    macs aren't nearly as suseptable (sp?) to viruses and security threats as a windows comp. why? macs are only about 4% of the world's comp population so why write a virus for it? there's no benefit. also, a mac ships with all its ports closed since it's a unix based system. this means that any time someone attempts to access your system it will ask for the admin password immediately. should you receive a virus for a windows system via email and you have a mac, you wouldn't even notice. it'd be like someone insulting you in chinese (assuming you don't speak chinese).
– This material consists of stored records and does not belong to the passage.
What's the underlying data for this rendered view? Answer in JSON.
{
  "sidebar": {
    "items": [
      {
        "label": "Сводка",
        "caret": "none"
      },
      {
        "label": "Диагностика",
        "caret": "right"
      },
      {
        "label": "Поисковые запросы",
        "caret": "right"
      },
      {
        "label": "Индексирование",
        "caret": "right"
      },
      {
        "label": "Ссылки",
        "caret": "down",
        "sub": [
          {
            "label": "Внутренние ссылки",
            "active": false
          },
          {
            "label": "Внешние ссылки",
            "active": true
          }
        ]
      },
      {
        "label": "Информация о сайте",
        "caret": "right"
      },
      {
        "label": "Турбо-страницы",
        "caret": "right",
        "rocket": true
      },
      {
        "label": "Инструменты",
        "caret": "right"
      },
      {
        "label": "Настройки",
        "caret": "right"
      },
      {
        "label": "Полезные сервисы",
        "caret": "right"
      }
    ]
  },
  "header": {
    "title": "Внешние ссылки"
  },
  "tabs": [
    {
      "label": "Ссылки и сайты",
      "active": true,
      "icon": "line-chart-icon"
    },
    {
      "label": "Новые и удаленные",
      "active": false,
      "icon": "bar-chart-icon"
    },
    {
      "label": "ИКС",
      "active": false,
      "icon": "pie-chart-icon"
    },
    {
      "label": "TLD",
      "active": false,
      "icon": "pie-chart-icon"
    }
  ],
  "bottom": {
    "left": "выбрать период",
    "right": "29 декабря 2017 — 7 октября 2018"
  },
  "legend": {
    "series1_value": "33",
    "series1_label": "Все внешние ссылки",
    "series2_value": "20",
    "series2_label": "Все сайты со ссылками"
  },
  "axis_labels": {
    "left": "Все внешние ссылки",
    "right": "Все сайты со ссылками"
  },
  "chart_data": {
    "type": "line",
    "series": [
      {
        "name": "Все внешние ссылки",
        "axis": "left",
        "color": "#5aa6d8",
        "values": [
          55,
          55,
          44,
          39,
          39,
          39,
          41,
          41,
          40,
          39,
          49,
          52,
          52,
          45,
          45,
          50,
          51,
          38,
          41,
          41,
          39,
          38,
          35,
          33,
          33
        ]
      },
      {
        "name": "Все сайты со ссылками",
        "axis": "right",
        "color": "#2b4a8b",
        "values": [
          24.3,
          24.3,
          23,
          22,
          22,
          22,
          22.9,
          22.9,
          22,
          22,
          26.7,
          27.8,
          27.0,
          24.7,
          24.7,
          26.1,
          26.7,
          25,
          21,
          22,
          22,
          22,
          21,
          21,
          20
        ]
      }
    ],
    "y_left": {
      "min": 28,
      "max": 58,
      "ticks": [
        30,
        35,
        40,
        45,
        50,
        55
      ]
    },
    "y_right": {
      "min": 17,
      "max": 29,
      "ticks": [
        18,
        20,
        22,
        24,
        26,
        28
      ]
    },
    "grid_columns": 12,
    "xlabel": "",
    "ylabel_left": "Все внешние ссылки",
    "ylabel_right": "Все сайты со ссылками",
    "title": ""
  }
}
    the macbook pro won't be out until mid march. i wouldn't recommend getting one though. it's too new and there isn't much software out. in order for the new intel macs to run OS X, it has to have an emulator (rosetta) which is built into the OS. true speeds aren't really known yet since the OS has to churn through all the code before it will actually run. the powerpc is an awesome chip, so i'd stick with that.